Given that, we won’t be surprised to see BTC find a price floor above the catastrophic lows being predicted.
Will quantum computing break crypto?
A requisite ability in any cryptocurrency investor’s skill set is that of reading seemingly disconnected events for the ways they may be relevant now, or in the future. Case in point – today, Google reached its “quantum supremacy” milestone, meaning the company’s rudimentary quantum computer outperformed a traditional one.
In a nutshell, quantum computers can easily run through impossibly sophisticated computations in the blink of an eye. Whereas a cluster of some of today’s best computers may take months, to complete a complex calculation, quantum computers will do them in seconds.
What’s That Got to Do with Crypto?
Bitcoin, Ethereum, and the rest are cryptographically encrypted digital assets. Their security is guaranteed by the difficult calculations required to append transactions to the blockchain (via mining). However, a quantum computer, in theory, can easily power through the calculations which cryptographically secure digital assets today. In essence, quantum computers can potentially break blockchains.
In response, blockchain architects are generally doing one of two things:
1. Researching and deploying quantum-resistant cryptography as quickly as possible.
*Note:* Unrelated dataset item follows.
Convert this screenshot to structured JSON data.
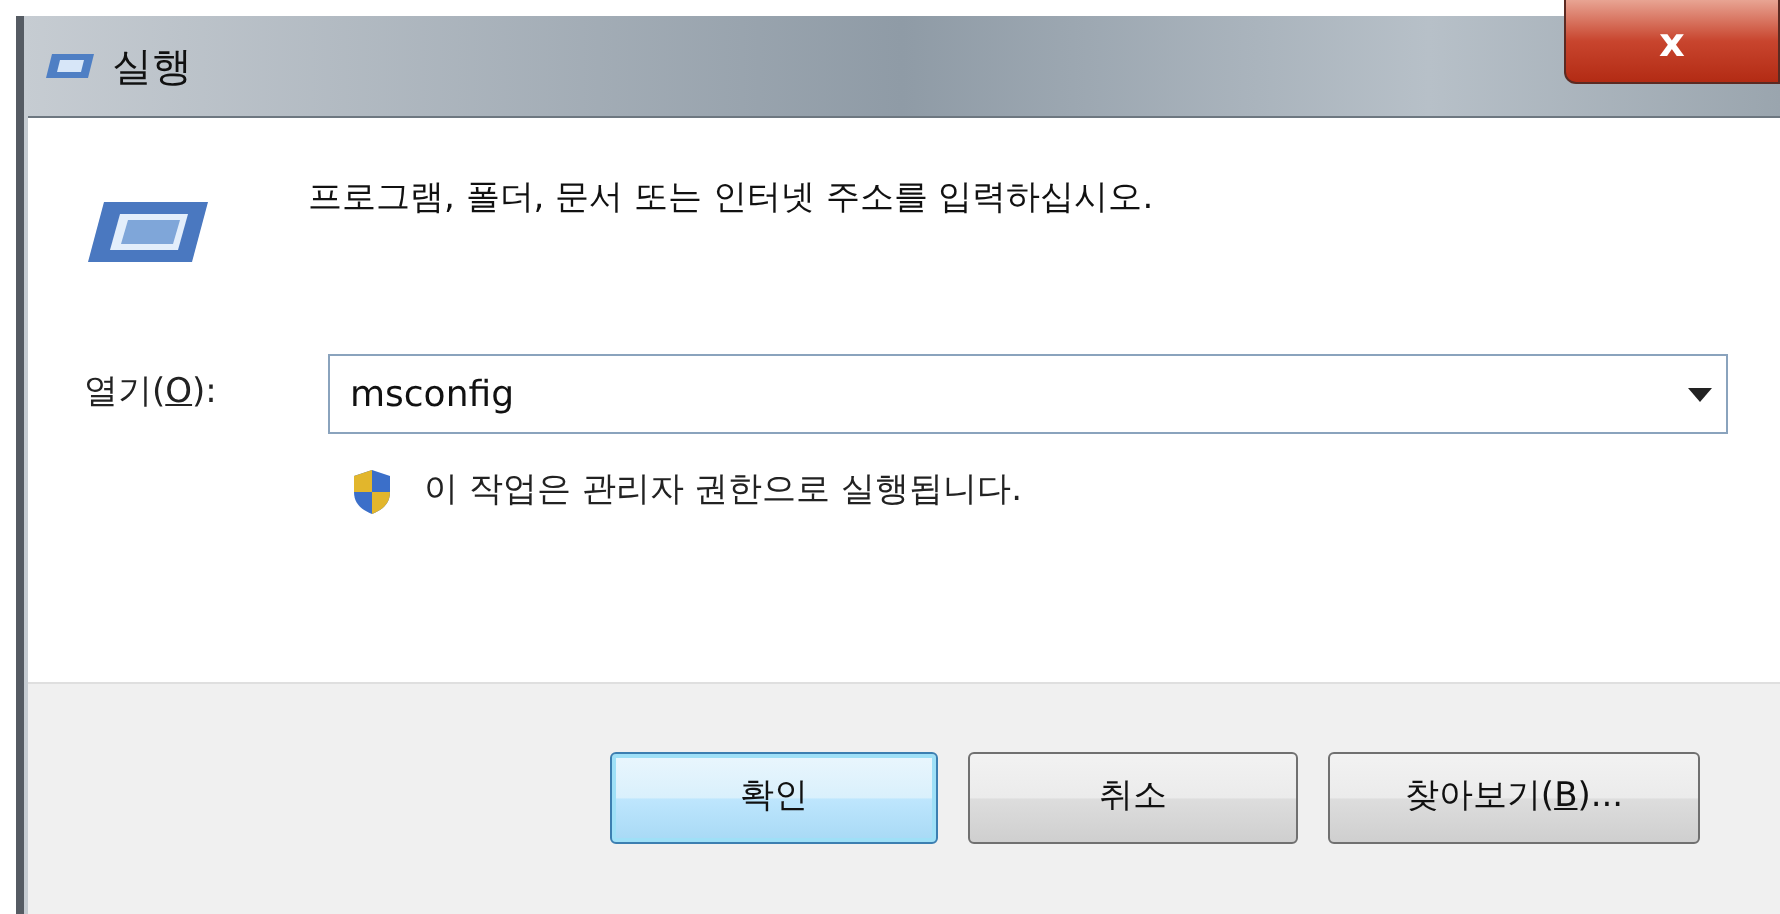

2. Deploying quantum-based blockchains that play nice with their computer counterparts. This prospect has been thoroughly researched, but can’t be undertaken until quantum computing is established, stable, and well understood.
Concerns over how the rise of quantum computing may affect Bitcoin are well-founded but early. Google and IBM have both progressed much faster than anticipated, though their prototypes have a very long way to go before posing a threat to Bitcoin or blockchain generally.
Technologies also grow in tandem. As progress is made in the quantum computing arena, there will be trickle-down and cross-pollination to other sectors – like blockchain.
Back in 2013, Ethereum founder Vitalik Buterin tried to get funding to build a quantum computer himself. More recently, he suggested quantum-resistant Lamport Signatures as a way to future proof blockchains. For additional reading on the subject, we suggest the following research paper titled “Bitcoin and Quantum Computing” – https://arxiv.org/pdf/1711.04235.pdf.
Bitcoin’s price is $8,358.70 BTC/USD exchange rate today. The real-time BTC market cap of $150.19 Billion currently ranks #1 with a chart dominance at 66.63%, daily trading volume of $4.59 Billion and live coin value change of BTC 0.68 in the last 24 hours.